Big windows all-round mean visibility is excellent, while it’s easy to get comfortable thanks to clever ergonomics, although the steering wheel doesn’t have reach adjustment.
Like the other cars, the Citigo’s interior sets new class standards for practicality. There are five bag hooks on board – one in the glovebox and four in the 251-litre boot.Plus, our Citigo came with the entertainment pack (£100), which includes four additional speakers and a base for your iPod that slots neatly into the cup-holder.
Our test car was a Greentech model, which means the 74bhp 1.0-litre engine benefited from efficiency-boosting kit like stop-start. So as well as being the cleanest car (it emits only 98g/km), the Citigo was quickest at the test track, taking 17.8 seconds to cover 50-70mph in fifth – nearly two seconds less than the up!.
This extra turn of speed could be because the Skoda is 64kg lighter than the VW, but on the road it matches the Mii and up! for refinement, although the lower ride height of the Greentech results in a slightly firmer ride.
It noses in front on price. The Citigo is not only the cheapest choice, from the entry-level model right through to the range-topper, but stop-start gives it the lowest running costs and best fuel economy here. This keen value means buyers have the freedom to add extras such as the £260 five-year warranty, making the Skoda a very compelling package indeed.
Chart position: 1Why: The Citigo is the only one of these cars currently available with three or five doors. Our Greentech Elegance model is well equipped and exempt from road tax.
In this review
- 1IntroductionWhich of the VW Group’s city car class leaders offers the most for your money?
- 21st Skoda Citigo 1.0 - currently readingLow starting price and generous tally of equipment could be Citigo’s trump cards
- 32nd Volkswagen High up!Strong badge appeal makes VW very desirable, but will price hold it back?

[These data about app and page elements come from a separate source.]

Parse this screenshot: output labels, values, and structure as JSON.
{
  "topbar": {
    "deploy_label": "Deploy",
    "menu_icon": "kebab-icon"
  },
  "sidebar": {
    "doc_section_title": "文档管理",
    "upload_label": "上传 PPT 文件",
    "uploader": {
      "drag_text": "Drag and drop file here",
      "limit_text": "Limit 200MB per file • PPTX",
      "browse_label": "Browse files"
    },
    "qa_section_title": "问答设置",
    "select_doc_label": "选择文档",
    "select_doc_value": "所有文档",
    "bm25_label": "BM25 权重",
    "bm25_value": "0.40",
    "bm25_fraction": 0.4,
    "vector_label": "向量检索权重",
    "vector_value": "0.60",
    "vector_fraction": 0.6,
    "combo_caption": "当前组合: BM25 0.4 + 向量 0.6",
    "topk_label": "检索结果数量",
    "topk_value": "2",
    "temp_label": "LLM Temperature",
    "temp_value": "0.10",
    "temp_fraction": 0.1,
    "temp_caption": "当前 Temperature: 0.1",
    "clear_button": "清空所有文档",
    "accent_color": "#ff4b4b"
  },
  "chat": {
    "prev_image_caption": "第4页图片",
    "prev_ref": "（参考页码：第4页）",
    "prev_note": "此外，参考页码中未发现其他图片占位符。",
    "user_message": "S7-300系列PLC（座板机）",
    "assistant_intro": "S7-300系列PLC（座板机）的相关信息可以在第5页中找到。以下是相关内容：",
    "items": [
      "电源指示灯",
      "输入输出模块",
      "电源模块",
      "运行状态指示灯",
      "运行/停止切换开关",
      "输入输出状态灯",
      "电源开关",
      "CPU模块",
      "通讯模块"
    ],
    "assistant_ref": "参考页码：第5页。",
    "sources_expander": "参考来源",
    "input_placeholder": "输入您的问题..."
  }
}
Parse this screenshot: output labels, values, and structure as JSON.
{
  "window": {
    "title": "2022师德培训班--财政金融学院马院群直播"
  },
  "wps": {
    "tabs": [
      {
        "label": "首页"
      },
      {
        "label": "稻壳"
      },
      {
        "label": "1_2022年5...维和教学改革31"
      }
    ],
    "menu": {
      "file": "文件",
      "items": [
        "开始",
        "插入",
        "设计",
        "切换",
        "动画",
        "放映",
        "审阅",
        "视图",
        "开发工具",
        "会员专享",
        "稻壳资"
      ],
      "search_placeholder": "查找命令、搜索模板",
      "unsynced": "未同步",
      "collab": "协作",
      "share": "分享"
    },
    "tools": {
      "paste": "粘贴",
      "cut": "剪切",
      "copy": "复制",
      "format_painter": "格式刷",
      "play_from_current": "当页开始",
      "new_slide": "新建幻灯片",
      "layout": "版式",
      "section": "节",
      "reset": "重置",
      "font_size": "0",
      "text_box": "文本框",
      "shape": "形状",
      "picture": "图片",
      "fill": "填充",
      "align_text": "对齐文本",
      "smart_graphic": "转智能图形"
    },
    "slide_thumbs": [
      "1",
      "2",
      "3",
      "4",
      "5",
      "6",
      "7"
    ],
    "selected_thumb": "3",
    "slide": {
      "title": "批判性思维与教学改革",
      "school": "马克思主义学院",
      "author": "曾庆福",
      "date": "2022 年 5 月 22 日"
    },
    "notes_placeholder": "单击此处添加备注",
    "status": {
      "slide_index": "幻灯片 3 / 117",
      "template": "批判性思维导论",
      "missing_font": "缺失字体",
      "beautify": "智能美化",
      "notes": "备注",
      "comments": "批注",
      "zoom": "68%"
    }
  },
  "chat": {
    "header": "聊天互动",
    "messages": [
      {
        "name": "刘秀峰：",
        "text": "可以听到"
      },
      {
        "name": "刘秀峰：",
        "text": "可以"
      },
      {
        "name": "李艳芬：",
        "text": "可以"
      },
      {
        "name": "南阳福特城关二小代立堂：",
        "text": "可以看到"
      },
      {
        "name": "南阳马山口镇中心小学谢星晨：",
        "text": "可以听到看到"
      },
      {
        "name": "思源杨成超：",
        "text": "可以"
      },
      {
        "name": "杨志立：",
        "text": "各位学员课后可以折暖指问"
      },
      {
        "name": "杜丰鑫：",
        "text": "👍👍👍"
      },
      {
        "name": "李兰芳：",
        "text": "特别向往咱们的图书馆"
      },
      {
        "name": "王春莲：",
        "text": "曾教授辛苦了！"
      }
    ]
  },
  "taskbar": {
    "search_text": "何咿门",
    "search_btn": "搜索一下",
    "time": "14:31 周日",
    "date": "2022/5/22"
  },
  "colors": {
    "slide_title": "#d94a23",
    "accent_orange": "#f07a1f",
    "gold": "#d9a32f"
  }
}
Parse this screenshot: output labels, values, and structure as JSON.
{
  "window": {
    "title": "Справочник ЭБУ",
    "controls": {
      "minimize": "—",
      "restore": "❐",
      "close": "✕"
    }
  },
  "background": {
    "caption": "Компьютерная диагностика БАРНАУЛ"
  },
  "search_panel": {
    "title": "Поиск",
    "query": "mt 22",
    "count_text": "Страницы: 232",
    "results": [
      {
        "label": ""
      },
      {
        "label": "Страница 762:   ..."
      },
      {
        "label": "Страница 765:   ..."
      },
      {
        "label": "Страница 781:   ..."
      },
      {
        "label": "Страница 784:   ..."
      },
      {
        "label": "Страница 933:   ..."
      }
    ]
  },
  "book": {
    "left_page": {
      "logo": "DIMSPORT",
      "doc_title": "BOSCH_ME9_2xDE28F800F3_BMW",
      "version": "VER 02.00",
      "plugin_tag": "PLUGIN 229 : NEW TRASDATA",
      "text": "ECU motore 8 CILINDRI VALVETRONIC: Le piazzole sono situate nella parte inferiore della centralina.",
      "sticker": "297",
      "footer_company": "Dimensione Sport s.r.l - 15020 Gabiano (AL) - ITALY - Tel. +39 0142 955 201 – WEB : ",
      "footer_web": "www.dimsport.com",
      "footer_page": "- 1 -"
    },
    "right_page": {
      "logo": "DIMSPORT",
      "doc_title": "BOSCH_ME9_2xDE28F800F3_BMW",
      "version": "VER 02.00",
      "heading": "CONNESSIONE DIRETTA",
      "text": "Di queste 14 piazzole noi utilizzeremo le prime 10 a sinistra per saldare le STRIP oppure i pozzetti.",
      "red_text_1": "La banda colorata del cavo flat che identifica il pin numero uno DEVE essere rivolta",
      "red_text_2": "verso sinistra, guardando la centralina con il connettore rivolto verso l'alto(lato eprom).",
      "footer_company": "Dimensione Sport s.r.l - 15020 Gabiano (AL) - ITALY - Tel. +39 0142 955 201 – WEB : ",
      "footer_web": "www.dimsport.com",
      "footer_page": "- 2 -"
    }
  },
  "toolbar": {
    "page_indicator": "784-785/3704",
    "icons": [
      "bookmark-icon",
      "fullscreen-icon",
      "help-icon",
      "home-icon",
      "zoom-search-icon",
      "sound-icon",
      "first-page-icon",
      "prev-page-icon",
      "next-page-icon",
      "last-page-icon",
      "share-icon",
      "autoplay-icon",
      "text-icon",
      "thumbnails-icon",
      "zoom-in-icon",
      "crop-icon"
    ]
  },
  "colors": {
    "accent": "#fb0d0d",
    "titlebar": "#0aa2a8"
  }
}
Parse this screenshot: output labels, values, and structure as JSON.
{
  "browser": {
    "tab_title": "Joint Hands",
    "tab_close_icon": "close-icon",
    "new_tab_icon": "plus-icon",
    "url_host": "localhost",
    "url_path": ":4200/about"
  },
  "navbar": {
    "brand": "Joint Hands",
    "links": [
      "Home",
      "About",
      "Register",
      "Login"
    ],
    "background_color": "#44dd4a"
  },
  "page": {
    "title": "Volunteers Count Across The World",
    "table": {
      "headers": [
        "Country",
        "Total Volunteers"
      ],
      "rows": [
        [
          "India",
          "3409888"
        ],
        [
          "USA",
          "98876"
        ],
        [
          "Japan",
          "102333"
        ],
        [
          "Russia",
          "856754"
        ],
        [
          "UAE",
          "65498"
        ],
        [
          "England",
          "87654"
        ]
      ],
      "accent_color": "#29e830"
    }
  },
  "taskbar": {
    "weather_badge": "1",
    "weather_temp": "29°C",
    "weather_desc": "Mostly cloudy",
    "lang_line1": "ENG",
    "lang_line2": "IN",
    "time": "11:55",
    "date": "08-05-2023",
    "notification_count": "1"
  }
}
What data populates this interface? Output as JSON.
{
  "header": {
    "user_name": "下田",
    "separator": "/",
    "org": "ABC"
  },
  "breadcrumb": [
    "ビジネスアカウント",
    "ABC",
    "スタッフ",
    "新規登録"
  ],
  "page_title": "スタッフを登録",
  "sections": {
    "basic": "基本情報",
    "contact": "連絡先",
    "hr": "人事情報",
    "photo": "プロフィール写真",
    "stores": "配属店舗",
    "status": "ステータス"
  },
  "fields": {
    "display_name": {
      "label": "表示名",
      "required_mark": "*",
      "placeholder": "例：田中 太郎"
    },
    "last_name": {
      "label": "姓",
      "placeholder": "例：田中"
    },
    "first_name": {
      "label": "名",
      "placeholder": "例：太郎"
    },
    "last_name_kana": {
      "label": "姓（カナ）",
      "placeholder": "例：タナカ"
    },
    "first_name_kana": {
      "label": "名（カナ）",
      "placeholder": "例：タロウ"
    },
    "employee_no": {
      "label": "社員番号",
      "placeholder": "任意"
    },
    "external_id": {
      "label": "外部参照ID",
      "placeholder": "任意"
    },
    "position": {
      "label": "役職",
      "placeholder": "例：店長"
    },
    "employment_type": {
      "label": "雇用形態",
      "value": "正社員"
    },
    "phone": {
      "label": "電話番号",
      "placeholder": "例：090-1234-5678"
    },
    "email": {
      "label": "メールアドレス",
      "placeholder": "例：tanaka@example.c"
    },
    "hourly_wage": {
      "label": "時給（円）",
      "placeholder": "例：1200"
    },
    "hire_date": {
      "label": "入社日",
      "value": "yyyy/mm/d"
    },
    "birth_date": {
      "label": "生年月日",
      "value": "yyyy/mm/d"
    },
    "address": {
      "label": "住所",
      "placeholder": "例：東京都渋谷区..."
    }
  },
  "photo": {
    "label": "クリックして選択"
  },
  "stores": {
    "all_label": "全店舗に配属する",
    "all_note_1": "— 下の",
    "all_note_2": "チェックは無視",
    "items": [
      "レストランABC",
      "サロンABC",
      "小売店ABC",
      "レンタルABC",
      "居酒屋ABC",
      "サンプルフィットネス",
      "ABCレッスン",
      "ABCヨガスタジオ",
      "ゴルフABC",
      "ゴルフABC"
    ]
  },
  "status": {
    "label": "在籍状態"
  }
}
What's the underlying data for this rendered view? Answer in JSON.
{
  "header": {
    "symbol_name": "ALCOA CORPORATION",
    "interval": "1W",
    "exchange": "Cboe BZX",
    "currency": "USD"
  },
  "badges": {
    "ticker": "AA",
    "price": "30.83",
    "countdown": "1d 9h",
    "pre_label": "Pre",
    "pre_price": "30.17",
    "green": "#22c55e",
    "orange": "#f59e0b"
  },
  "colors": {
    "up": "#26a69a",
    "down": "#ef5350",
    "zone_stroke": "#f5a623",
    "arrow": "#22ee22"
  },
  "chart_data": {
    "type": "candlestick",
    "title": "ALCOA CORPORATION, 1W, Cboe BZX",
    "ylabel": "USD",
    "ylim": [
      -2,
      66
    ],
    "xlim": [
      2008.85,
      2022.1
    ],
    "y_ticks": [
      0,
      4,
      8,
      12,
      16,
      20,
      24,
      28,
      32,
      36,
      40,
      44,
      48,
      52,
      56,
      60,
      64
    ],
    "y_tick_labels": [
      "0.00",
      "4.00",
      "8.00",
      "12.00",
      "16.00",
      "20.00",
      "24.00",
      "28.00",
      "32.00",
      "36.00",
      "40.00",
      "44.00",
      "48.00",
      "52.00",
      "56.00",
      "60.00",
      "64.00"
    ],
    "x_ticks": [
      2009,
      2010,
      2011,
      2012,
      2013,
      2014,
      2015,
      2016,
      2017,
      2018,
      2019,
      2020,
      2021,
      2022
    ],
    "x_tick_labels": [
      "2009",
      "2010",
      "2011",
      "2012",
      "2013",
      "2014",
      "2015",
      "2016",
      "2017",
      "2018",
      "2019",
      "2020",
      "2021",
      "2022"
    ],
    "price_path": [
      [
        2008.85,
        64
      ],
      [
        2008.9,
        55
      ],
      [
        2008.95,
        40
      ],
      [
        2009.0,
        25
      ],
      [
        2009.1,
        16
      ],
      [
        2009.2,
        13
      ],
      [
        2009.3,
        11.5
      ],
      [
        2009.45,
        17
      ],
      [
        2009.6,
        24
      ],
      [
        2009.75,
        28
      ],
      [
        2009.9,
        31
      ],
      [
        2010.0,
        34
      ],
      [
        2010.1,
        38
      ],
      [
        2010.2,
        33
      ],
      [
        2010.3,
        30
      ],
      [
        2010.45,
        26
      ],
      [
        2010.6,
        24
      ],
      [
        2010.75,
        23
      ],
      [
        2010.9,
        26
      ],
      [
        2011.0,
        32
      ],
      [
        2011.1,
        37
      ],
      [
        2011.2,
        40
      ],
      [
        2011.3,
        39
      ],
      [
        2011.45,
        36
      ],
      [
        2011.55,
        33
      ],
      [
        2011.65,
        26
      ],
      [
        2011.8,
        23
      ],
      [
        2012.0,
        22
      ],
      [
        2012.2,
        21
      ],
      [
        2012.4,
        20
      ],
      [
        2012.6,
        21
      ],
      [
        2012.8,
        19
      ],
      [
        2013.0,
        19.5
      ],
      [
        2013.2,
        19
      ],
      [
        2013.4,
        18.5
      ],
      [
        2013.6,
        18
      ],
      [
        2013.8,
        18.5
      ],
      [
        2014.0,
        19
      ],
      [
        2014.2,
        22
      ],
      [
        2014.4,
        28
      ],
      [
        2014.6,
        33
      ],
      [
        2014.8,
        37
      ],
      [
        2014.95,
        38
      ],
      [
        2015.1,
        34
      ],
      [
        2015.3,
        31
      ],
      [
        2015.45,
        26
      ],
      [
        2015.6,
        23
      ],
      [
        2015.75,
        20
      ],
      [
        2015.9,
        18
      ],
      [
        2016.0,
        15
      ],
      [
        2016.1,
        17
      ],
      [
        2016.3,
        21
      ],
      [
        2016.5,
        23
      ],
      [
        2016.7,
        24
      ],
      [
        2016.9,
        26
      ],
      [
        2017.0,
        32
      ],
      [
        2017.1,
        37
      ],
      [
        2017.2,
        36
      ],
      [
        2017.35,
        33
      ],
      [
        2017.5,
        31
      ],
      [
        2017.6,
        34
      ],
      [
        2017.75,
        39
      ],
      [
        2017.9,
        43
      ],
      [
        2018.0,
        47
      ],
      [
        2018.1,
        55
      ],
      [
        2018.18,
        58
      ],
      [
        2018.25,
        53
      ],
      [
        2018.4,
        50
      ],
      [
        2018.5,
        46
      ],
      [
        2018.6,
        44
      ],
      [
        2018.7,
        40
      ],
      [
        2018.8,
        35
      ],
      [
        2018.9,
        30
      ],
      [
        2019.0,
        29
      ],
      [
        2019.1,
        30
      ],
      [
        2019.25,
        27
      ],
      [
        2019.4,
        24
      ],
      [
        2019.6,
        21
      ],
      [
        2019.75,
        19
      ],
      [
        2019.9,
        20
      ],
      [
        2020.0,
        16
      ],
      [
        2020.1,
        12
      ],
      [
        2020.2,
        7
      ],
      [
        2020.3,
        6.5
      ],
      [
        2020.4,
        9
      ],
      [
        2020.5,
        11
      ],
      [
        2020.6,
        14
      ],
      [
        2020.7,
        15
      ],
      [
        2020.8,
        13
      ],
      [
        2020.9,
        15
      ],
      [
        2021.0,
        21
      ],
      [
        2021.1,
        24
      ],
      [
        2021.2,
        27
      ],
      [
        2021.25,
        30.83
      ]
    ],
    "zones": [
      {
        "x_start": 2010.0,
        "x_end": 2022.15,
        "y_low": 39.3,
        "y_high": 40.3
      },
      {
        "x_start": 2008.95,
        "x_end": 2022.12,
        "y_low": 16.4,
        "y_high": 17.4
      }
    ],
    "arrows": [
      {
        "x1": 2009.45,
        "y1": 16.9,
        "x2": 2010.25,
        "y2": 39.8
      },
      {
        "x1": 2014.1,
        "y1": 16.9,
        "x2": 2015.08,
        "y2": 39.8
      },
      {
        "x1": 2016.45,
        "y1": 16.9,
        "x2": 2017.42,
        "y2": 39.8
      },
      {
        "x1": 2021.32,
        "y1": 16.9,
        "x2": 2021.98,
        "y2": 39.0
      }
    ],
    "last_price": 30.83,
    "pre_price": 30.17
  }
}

- 43rd SEAT Mii SE 1.0SEAT is hoping that a dash of Spanish flair will set Mii apart
- 5Facts and figuresCheck out the full specs of Skoda Citigo vs SEAT Mii vs VW.